### Exercise instructions
Repeat each entry as written and leave the images out of the copy.

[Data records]
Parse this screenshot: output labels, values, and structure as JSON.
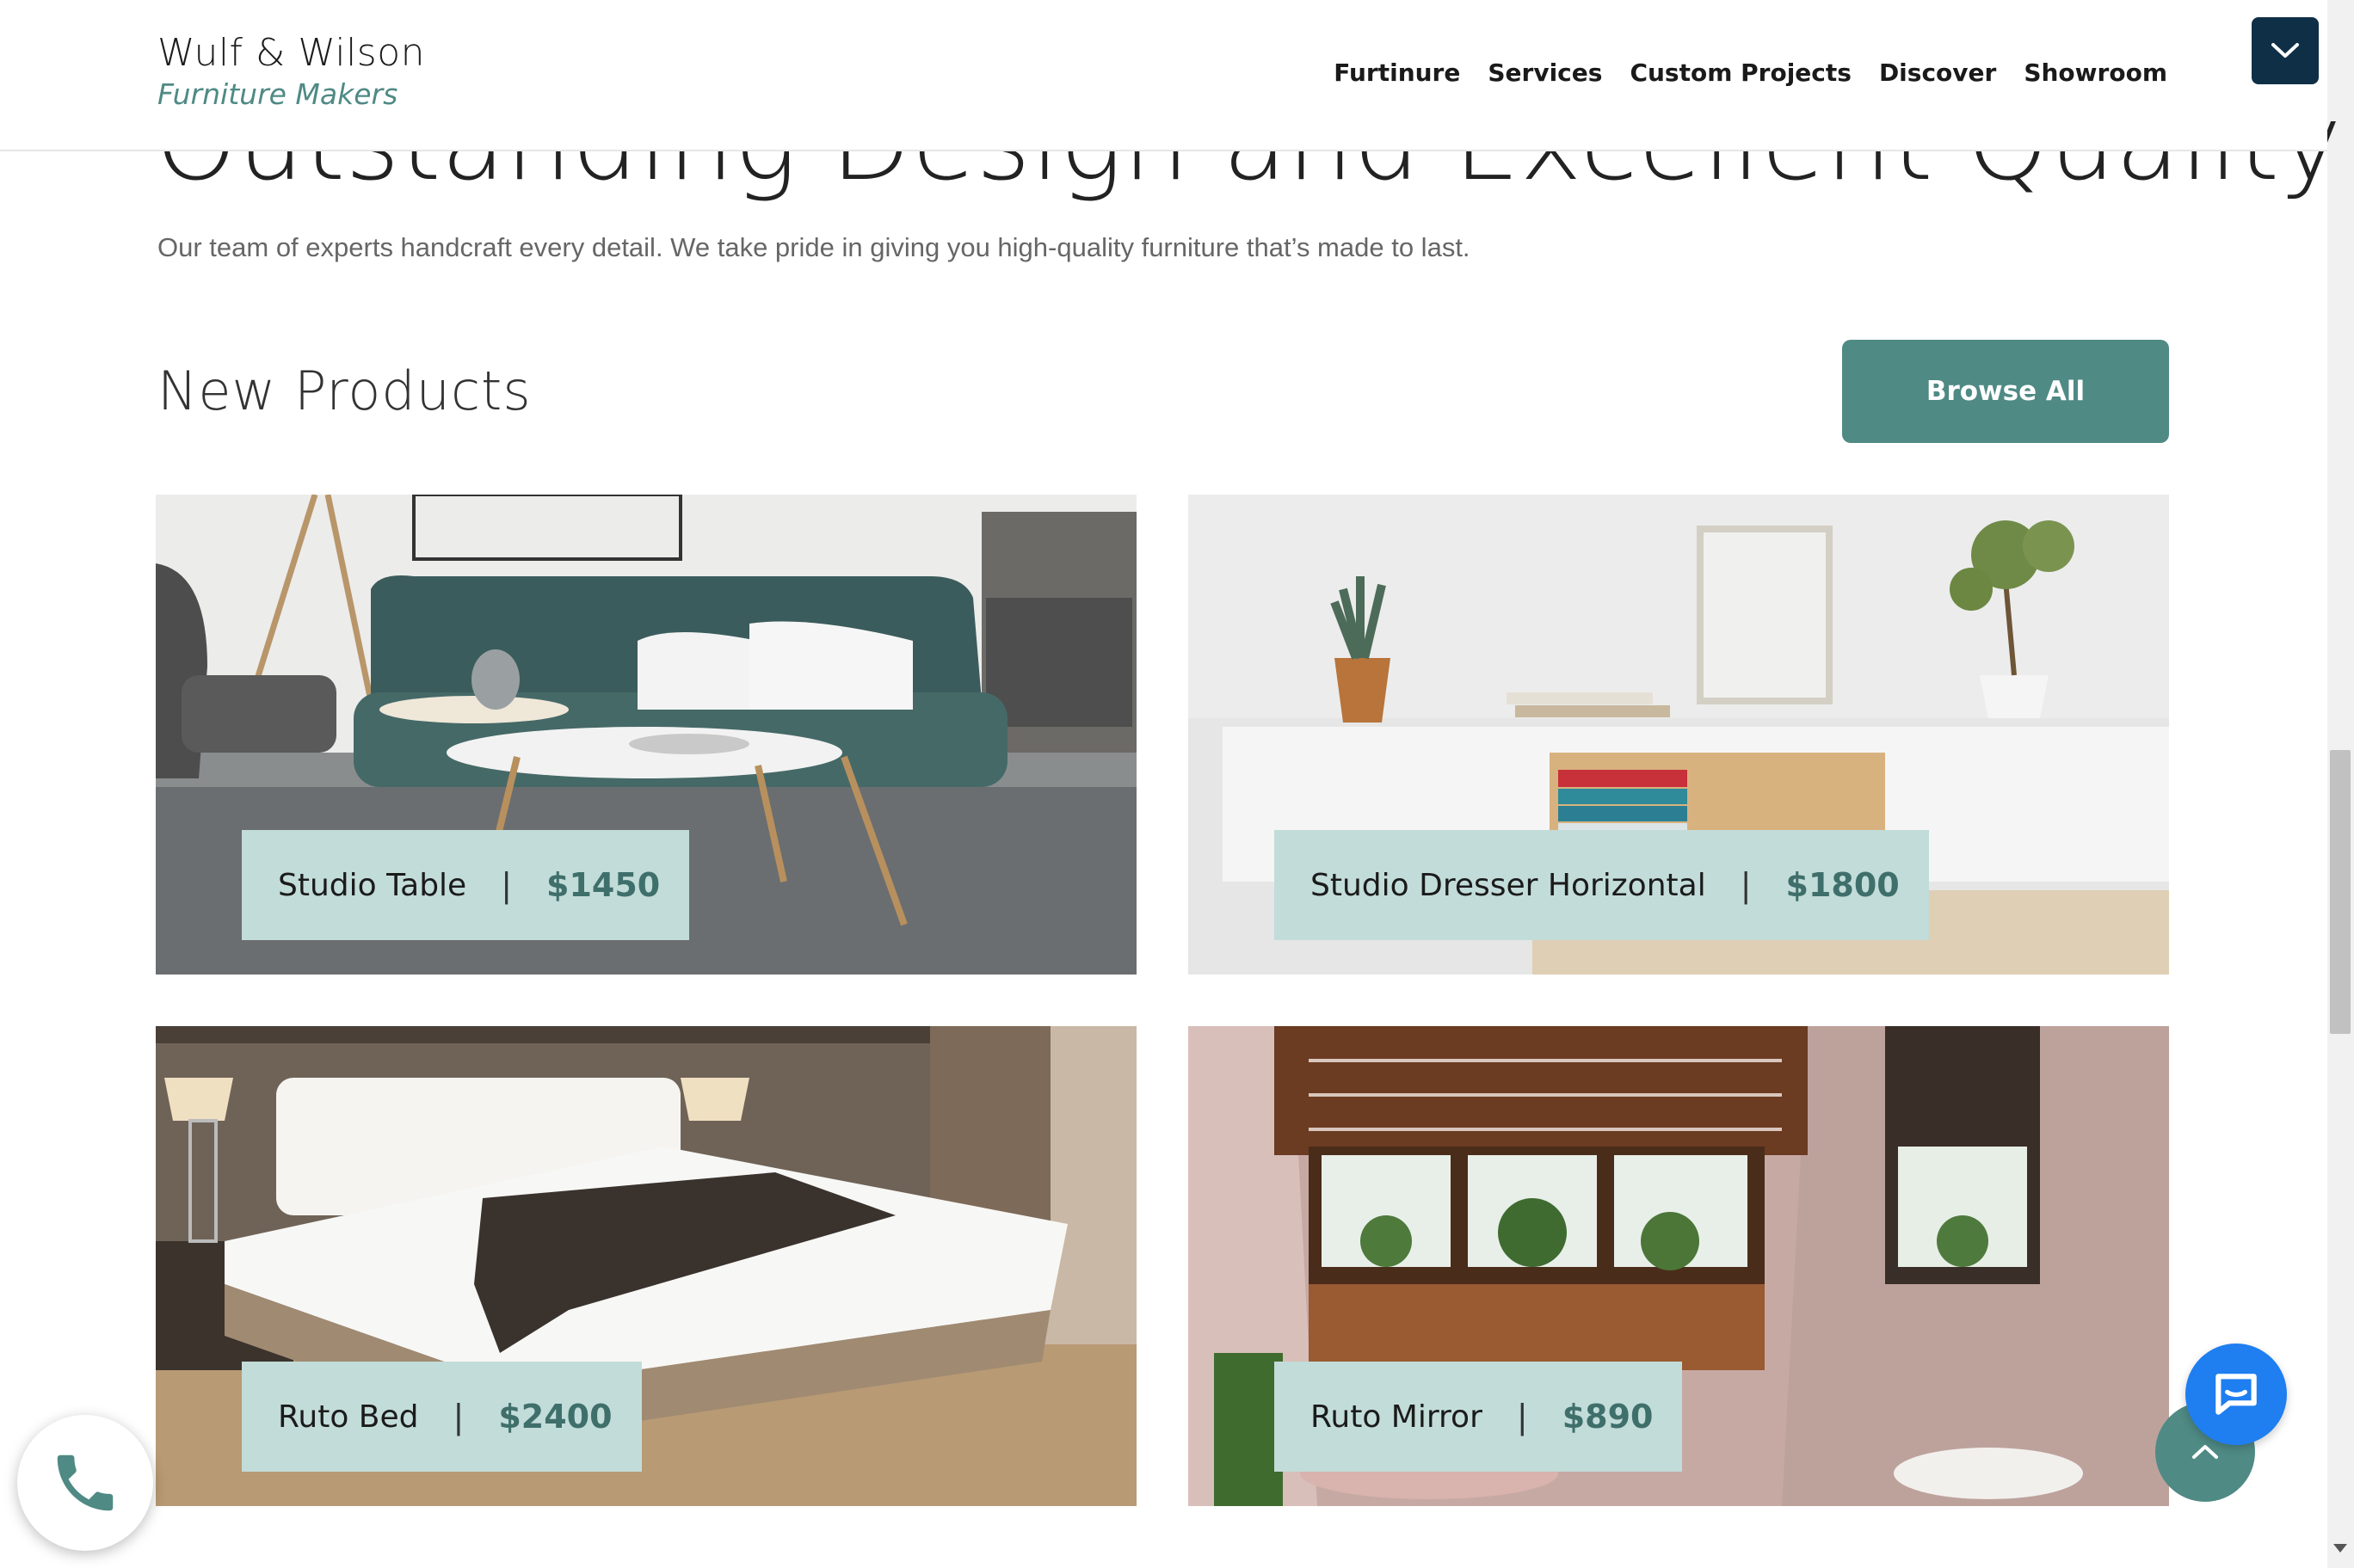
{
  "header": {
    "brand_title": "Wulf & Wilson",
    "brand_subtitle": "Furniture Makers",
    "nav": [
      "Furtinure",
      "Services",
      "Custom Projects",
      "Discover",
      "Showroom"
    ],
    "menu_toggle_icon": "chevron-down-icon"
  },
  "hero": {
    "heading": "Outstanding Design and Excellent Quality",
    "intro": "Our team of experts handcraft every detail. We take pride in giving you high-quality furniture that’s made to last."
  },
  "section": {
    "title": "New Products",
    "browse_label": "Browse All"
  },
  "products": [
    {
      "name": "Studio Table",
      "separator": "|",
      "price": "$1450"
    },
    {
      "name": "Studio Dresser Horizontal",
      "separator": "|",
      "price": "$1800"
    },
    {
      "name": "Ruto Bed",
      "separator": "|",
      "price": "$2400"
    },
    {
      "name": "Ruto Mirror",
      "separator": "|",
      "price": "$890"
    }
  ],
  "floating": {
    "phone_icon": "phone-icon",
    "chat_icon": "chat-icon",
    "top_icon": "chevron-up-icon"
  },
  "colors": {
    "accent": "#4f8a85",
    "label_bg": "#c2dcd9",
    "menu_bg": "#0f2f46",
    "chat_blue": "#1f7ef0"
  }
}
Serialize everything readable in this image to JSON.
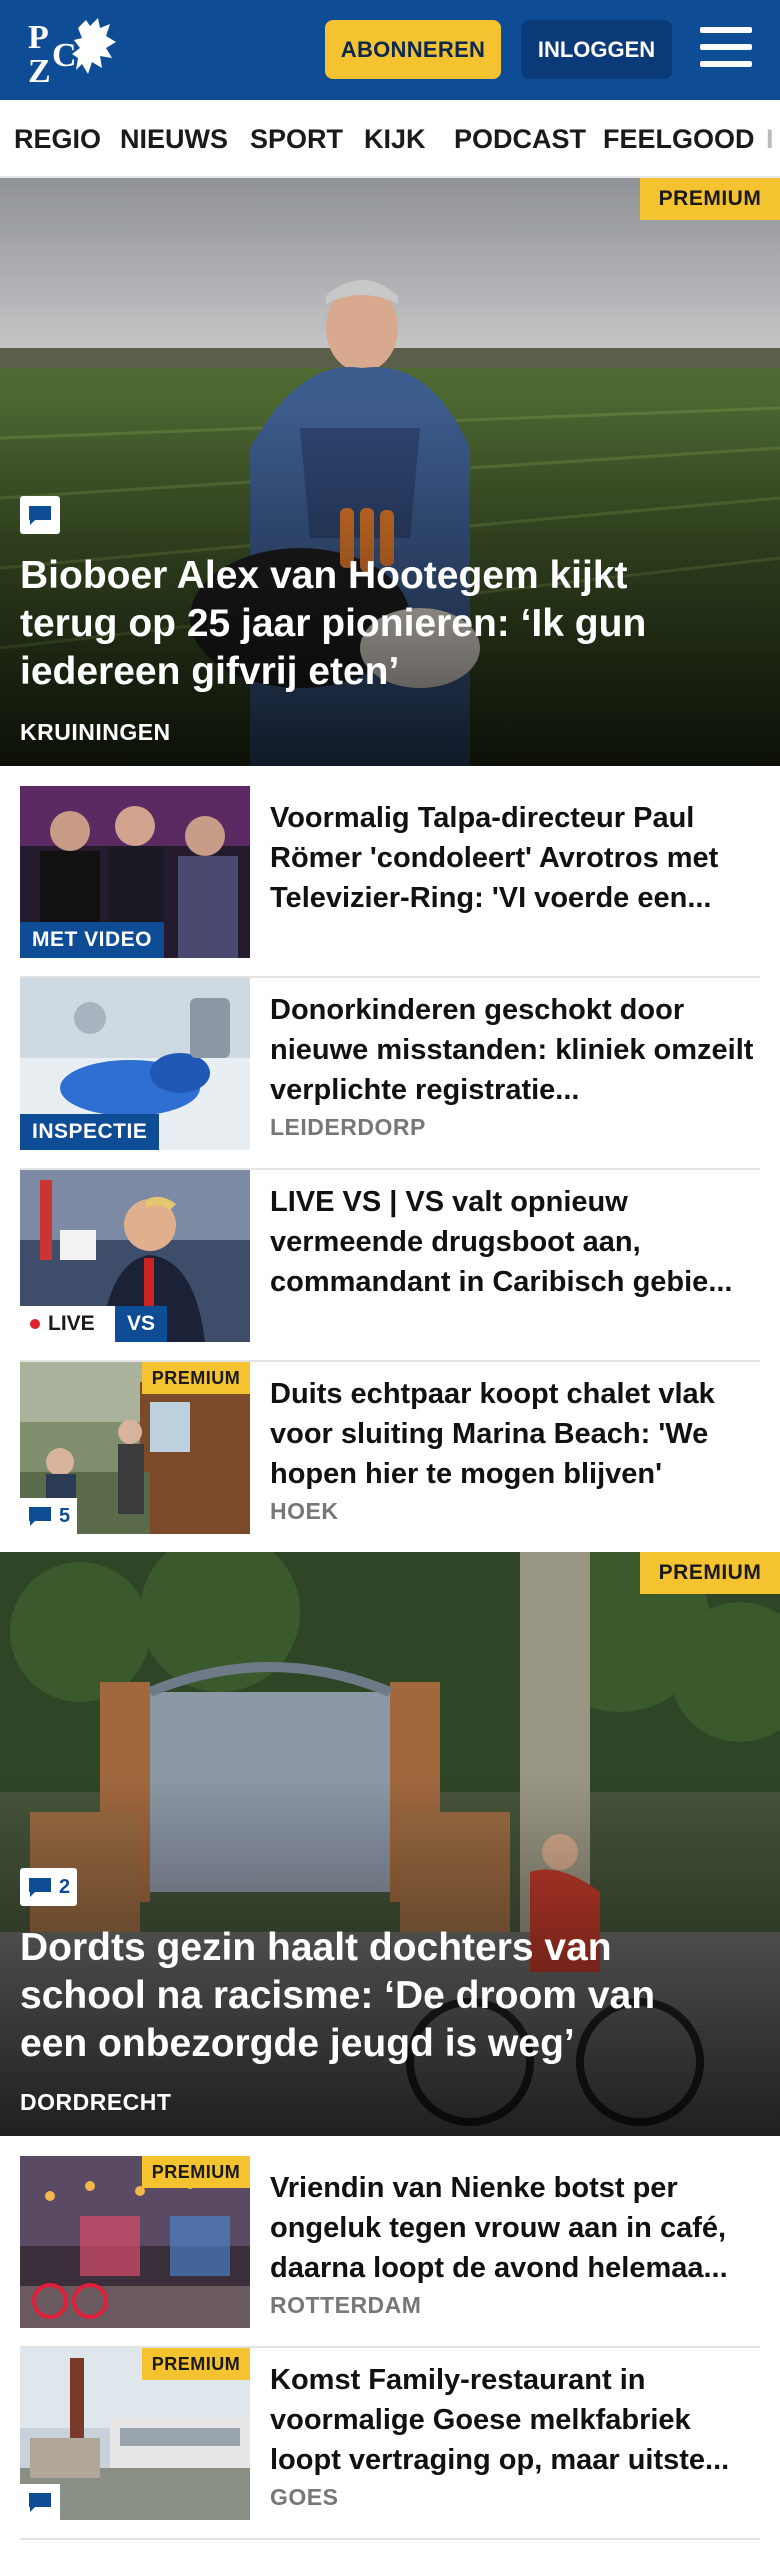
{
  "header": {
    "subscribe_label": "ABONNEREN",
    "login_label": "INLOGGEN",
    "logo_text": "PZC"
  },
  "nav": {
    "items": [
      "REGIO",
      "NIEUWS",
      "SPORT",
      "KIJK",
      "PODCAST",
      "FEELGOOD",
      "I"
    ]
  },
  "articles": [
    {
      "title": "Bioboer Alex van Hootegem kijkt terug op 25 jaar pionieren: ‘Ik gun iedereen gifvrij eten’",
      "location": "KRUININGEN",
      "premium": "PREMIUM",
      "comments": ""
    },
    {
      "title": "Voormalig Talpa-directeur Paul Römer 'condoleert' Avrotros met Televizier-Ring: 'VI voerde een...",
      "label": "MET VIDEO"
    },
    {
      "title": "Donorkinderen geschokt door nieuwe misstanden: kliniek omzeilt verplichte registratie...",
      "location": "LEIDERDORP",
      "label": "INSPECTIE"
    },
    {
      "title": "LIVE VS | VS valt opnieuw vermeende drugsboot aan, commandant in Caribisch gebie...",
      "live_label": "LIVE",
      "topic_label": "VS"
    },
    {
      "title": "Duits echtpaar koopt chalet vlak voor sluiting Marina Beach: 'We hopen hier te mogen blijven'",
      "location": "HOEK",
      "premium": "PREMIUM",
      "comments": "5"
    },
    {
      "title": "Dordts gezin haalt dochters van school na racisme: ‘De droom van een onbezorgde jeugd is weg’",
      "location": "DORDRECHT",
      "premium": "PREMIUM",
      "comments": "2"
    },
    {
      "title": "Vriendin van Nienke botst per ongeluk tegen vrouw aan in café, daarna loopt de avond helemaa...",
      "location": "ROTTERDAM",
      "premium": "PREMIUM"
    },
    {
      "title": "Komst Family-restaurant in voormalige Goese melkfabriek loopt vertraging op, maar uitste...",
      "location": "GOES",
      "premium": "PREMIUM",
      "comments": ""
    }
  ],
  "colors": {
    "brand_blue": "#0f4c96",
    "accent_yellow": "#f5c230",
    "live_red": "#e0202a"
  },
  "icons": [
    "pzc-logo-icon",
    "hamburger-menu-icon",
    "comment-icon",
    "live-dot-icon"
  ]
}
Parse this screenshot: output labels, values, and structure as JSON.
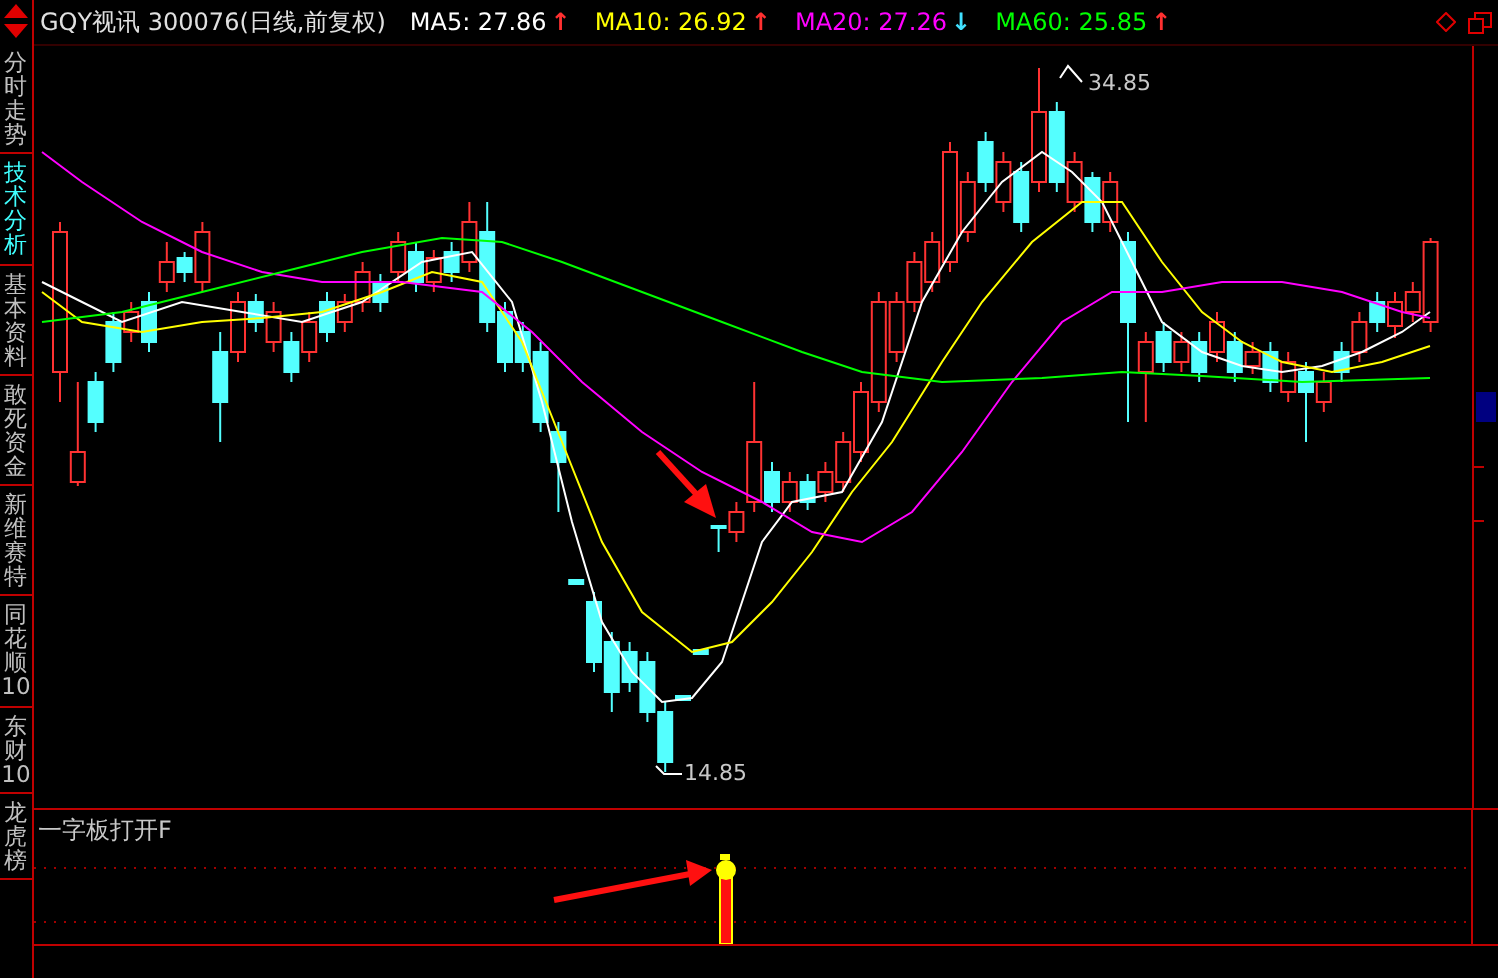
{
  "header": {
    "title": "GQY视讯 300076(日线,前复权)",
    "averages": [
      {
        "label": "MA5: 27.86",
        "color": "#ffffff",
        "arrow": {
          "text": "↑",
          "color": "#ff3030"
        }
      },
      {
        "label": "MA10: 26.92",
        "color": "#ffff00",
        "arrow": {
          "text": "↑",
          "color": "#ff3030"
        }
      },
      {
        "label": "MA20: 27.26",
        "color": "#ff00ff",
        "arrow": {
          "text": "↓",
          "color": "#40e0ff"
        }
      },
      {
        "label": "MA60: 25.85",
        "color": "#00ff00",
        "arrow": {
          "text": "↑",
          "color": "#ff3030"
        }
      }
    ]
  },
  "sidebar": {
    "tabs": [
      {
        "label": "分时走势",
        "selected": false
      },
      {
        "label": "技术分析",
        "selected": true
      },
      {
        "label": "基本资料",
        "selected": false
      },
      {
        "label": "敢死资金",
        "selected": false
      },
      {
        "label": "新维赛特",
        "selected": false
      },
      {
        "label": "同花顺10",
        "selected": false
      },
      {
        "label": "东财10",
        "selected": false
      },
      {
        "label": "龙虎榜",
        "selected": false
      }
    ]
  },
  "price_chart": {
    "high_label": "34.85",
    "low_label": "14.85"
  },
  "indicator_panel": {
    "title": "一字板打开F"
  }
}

### The answer
Parse this screenshot: output labels, values, and structure as JSON.
{
  "header": {
    "brand_title": "Wulf & Wilson",
    "brand_subtitle": "Furniture Makers",
    "nav": [
      "Furtinure",
      "Services",
      "Custom Projects",
      "Discover",
      "Showroom"
    ],
    "menu_toggle_icon": "chevron-down-icon"
  },
  "hero": {
    "heading": "Outstanding Design and Excellent Quality",
    "intro": "Our team of experts handcraft every detail. We take pride in giving you high-quality furniture that’s made to last."
  },
  "section": {
    "title": "New Products",
    "browse_label": "Browse All"
  },
  "products": [
    {
      "name": "Studio Table",
      "separator": "|",
      "price": "$1450"
    },
    {
      "name": "Studio Dresser Horizontal",
      "separator": "|",
      "price": "$1800"
    },
    {
      "name": "Ruto Bed",
      "separator": "|",
      "price": "$2400"
    },
    {
      "name": "Ruto Mirror",
      "separator": "|",
      "price": "$890"
    }
  ],
  "floating": {
    "phone_icon": "phone-icon",
    "chat_icon": "chat-icon",
    "top_icon": "chevron-up-icon"
  },
  "colors": {
    "accent": "#4f8a85",
    "label_bg": "#c2dcd9",
    "menu_bg": "#0f2f46",
    "chat_blue": "#1f7ef0"
  }
}
Serialize everything readable in this image to JSON.
{
  "header": {
    "subscribe_label": "ABONNEREN",
    "login_label": "INLOGGEN",
    "logo_text": "PZC"
  },
  "nav": {
    "items": [
      "REGIO",
      "NIEUWS",
      "SPORT",
      "KIJK",
      "PODCAST",
      "FEELGOOD",
      "I"
    ]
  },
  "articles": [
    {
      "title": "Bioboer Alex van Hootegem kijkt terug op 25 jaar pionieren: ‘Ik gun iedereen gifvrij eten’",
      "location": "KRUININGEN",
      "premium": "PREMIUM",
      "comments": ""
    },
    {
      "title": "Voormalig Talpa-directeur Paul Römer 'condoleert' Avrotros met Televizier-Ring: 'VI voerde een...",
      "label": "MET VIDEO"
    },
    {
      "title": "Donorkinderen geschokt door nieuwe misstanden: kliniek omzeilt verplichte registratie...",
      "location": "LEIDERDORP",
      "label": "INSPECTIE"
    },
    {
      "title": "LIVE VS | VS valt opnieuw vermeende drugsboot aan, commandant in Caribisch gebie...",
      "live_label": "LIVE",
      "topic_label": "VS"
    },
    {
      "title": "Duits echtpaar koopt chalet vlak voor sluiting Marina Beach: 'We hopen hier te mogen blijven'",
      "location": "HOEK",
      "premium": "PREMIUM",
      "comments": "5"
    },
    {
      "title": "Dordts gezin haalt dochters van school na racisme: ‘De droom van een onbezorgde jeugd is weg’",
      "location": "DORDRECHT",
      "premium": "PREMIUM",
      "comments": "2"
    },
    {
      "title": "Vriendin van Nienke botst per ongeluk tegen vrouw aan in café, daarna loopt de avond helemaa...",
      "location": "ROTTERDAM",
      "premium": "PREMIUM"
    },
    {
      "title": "Komst Family-restaurant in voormalige Goese melkfabriek loopt vertraging op, maar uitste...",
      "location": "GOES",
      "premium": "PREMIUM",
      "comments": ""
    }
  ],
  "colors": {
    "brand_blue": "#0f4c96",
    "accent_yellow": "#f5c230",
    "live_red": "#e0202a"
  },
  "icons": [
    "pzc-logo-icon",
    "hamburger-menu-icon",
    "comment-icon",
    "live-dot-icon"
  ]
}
Parse this screenshot: output labels, values, and structure as JSON.
{
  "header": {
    "title": "GQY视讯 300076(日线,前复权)",
    "averages": [
      {
        "label": "MA5: 27.86",
        "color": "#ffffff",
        "arrow": {
          "text": "↑",
          "color": "#ff3030"
        }
      },
      {
        "label": "MA10: 26.92",
        "color": "#ffff00",
        "arrow": {
          "text": "↑",
          "color": "#ff3030"
        }
      },
      {
        "label": "MA20: 27.26",
        "color": "#ff00ff",
        "arrow": {
          "text": "↓",
          "color": "#40e0ff"
        }
      },
      {
        "label": "MA60: 25.85",
        "color": "#00ff00",
        "arrow": {
          "text": "↑",
          "color": "#ff3030"
        }
      }
    ]
  },
  "sidebar": {
    "tabs": [
      {
        "label": "分时走势",
        "selected": false
      },
      {
        "label": "技术分析",
        "selected": true
      },
      {
        "label": "基本资料",
        "selected": false
      },
      {
        "label": "敢死资金",
        "selected": false
      },
      {
        "label": "新维赛特",
        "selected": false
      },
      {
        "label": "同花顺10",
        "selected": false
      },
      {
        "label": "东财10",
        "selected": false
      },
      {
        "label": "龙虎榜",
        "selected": false
      }
    ]
  },
  "price_chart": {
    "high_label": "34.85",
    "low_label": "14.85"
  },
  "indicator_panel": {
    "title": "一字板打开F"
  }
}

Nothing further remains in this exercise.